Even after his death, Dyer continues to generate support. Phinney said a longtime PBS SoCal member, on hearing of Dyer’s death, emailed: “It’s people like Dr. Dyer and others that I’ve come to know and dearly respect watching PBS . . . he provided me with wisdom, courage and self-awareness and it is why I decided to become a lifetime member to PBS. I will increase my donation to PBS, my way of honoring a great humanitarian and continued support of the outstanding work that PBS provides . . . ”
But his programs also had their detractors. In 2002, TV critic Robert Laurence of the Union-Tribune in San Diego described pledge personalities Dyer and financial adviser Suze Orman as “hucksters.” And in 2012, after watching an online promo for Wishes Fulfilled that identified Dyer as a “beloved spiritual teacher,” PBS Ombudsman Michael Getler wrote that he “sensed” that Dyer’s approach may violate PBS’s standards prohibiting religious programming; PBS disagreed.
Vettel also disputes that claim. “Wayne didn’t belong to any church,” she said. “He referenced a wide range of spiritual references — Buddha, the Koran, both the Old and New Testament, and philosophers like [Ralph Waldo] Emerson.”
And he truly believed in PBS’s mission, said programmer BaBette Davidson. She has lost count of how many pledge events the two co-hosted going back to the late 1990s, when she programmed Georgia Public Broadcasting.
“He was absolutely committed to PBS,” said Davidson, now president of the Programming Service for Public Television. “He saw PBS as a great marketplace of the mind, a wonderful place to share thoughtful, enlightening programming. He watched and supported — he was a member himself.”
Beyond being an inspiration to millions of fans, Dyer was also a good friend personally, Davidson said. She recalled the day her 19-year-old daughter had to undergo surgery for thyroid cancer; Dyer rang her cellphone as she drove to the hospital. “He said, ‘I’m praying for you and your daughter today.’ He’d taken the time to remember to call me.”
“People ask me about Wayne a lot,” Davidson added, “and I share that story. That’s indicative of the man he was. There was no benefit of him calling me, no gain for him. That was just an honest sharing of his spirit with mine.”
Dyer was born May 10, 1940, in Detroit, Mich.; he earned his doctorate in educational counseling from Wayne State University there. He taught as an associate professor at St. John’s University in New York City and remained a practicing clinical psychologist.
His first self-help book, Your Erroneous Zones, launched his career as a speaker in 1976. Eventually he wrote 42 books, 21 of which became New York Times bestsellers.

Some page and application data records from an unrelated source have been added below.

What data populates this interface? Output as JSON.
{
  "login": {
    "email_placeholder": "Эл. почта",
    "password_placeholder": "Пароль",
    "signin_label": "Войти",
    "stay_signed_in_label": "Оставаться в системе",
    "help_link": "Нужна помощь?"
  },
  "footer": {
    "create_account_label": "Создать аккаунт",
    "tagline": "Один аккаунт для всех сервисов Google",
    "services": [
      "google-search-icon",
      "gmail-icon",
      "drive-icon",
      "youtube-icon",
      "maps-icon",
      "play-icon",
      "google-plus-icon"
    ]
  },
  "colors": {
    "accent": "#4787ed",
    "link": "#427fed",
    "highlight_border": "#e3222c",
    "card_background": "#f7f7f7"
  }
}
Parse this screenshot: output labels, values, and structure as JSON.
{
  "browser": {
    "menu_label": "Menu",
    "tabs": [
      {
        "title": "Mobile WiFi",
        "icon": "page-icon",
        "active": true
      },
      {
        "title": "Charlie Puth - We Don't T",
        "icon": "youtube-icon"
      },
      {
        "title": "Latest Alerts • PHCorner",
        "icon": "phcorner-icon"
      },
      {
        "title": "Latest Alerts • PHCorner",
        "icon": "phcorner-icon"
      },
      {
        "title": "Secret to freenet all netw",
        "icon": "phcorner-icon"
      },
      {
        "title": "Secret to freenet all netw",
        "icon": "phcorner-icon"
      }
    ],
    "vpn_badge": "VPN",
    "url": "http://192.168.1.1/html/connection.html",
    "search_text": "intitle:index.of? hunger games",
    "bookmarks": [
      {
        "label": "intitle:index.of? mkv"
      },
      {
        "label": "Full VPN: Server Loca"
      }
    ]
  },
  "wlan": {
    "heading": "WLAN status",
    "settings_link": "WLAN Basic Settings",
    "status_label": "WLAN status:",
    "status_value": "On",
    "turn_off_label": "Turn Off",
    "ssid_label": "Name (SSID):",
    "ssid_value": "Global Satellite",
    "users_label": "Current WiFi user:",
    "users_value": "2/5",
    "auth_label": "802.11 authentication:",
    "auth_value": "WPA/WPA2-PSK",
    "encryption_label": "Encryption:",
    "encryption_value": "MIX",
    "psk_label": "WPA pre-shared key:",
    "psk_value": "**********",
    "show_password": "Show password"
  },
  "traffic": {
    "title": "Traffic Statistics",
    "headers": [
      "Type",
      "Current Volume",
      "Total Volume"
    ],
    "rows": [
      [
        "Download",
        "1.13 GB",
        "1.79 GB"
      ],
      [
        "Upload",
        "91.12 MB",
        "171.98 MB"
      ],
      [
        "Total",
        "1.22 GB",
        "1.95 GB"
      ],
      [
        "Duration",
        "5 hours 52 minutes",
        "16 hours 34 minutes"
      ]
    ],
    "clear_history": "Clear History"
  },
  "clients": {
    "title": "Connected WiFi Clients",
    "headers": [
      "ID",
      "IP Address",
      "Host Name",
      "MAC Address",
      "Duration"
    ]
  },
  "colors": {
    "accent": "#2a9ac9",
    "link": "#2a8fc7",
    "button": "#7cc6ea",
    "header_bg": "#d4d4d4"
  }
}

At the time of his death he was working on the launch of his upcoming book, Memories of Heaven: Children’s Astounding Recollections of the Time Before They Came to Earth.
Survivors include his wife Marcelene (the two legally separated in 2001); six daughters, Serena, Tracy, Stephanie, Skye, Sommer and Saje; two sons, Shane and Sands; two brothers, David and James; and nine grandchildren.
Correction: This post was updated to reflect Dyer’s official date of death.